Thanks to the gracious contributions by Yamaha Corporation of America, Kessler & Sons Music, and the SMDT office of CCSD, the majority of expenses were addressed. During the formative years, the collective of schools would split costs evenly, typically paid for from the directors pockets. This was required to offset any expenses required of the students from these underserved communities. Since that time, most of the expenses have been compensated or funded by our generous sponsors. Specific amounts varied each year, but thousands of dollars have been generously supplied to continue to provide the quality of experience and education.
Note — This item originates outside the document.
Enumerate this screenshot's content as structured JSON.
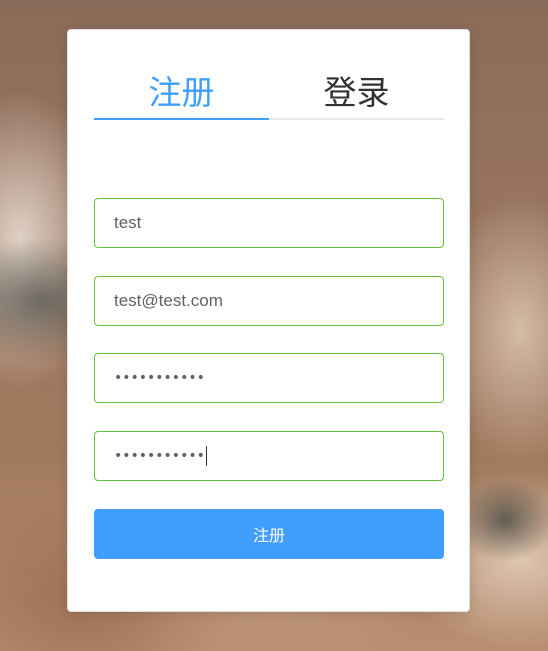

Initially, many directors within the larger community of CCSD did not believe the SNHB could be sustainable or of value. Since its inception, over 1,200 students have benefited from this honor band program. Every year, more students have enrolled to audition. In 2023, the honor band audition pool was large enough to create two honor bands. Wonderful clinicians and a support group of integrity has assuaged any concerns of the honor band program being a viable, sustainable, and educative experience for the students who have chosen to participate.

Success/Effectiveness Measurement

Eight years after the initial inception, the honor band system has continued to provide quality assessment and clinic experiences for the community it serves. Additionally, the growth from one honor ensemble to two honor ensembles has shown a functional relationship between the engagement and retention of students who continue to audition for the SNHB.

Community Impact

Young musicians benefit from the procedures and exposure of an honor band experience. Preparing music, listening to peers, and opening oneself to vulnerability all provide experiences of growth. These experiences can change lives and provide hope that may generalize to other settings and conditions in these young people’s lives. More honor band opportunities are important than less. Each time a student prepares a different set of music they become stronger musicians and better at social, sensory, and motor skill acquisition. Since 2015, the SNHB has been embraced by the larger school district and community of which it serves. Many Title 1 schools that benefit from the program encourage students of all musical backgrounds and performing levels to learn by going through the audition process, receiving scored objective feedback, and learning from the procedure. The students who participate in the activity go back to their home programs with encouraging stories, better playing skills, and enjoy making music with peers who can relate to their own personal story and background. The program has benefited all programs who have participated by shaping new leaders, encouraging better performance practice, and linking together people from communities who may not “shine as bright” as some of their cohorts in more affluent areas of the Las Vegas community.

Advice for others?

If you have an underserved community with little opportunity for students to participate in an honor band experience, call adjacent school band programs and build a system that is objective, impartial, and educative for the students.

Supporting Materials